§ **Problem details**
Look through the listing below, find every line with the string "simulation", and copy it.

§ **Extracted information**

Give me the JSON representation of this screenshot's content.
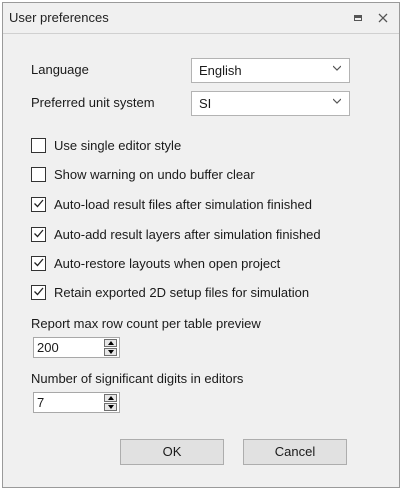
{
  "window": {
    "title": "User preferences",
    "restore_icon": "restore-icon",
    "close_icon": "close-icon"
  },
  "language": {
    "label": "Language",
    "value": "English",
    "icon": "chevron-down-icon"
  },
  "unit_system": {
    "label": "Preferred unit system",
    "value": "SI",
    "icon": "chevron-down-icon"
  },
  "options": [
    {
      "label": "Use single editor style",
      "checked": false
    },
    {
      "label": "Show warning on undo buffer clear",
      "checked": false
    },
    {
      "label": "Auto-load result files after simulation finished",
      "checked": true
    },
    {
      "label": "Auto-add result layers after simulation finished",
      "checked": true
    },
    {
      "label": "Auto-restore layouts when open project",
      "checked": true
    },
    {
      "label": "Retain exported 2D setup files for simulation",
      "checked": true
    }
  ],
  "max_rows": {
    "label": "Report max row count per table preview",
    "value": "200"
  },
  "sig_digits": {
    "label": "Number of significant digits in editors",
    "value": "7"
  },
  "buttons": {
    "ok": "OK",
    "cancel": "Cancel"
  }
}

§ **Worked solution**
      "label": "Auto-load result files after simulation finished",
      "label": "Auto-add result layers after simulation finished",
      "label": "Retain exported 2D setup files for simulation",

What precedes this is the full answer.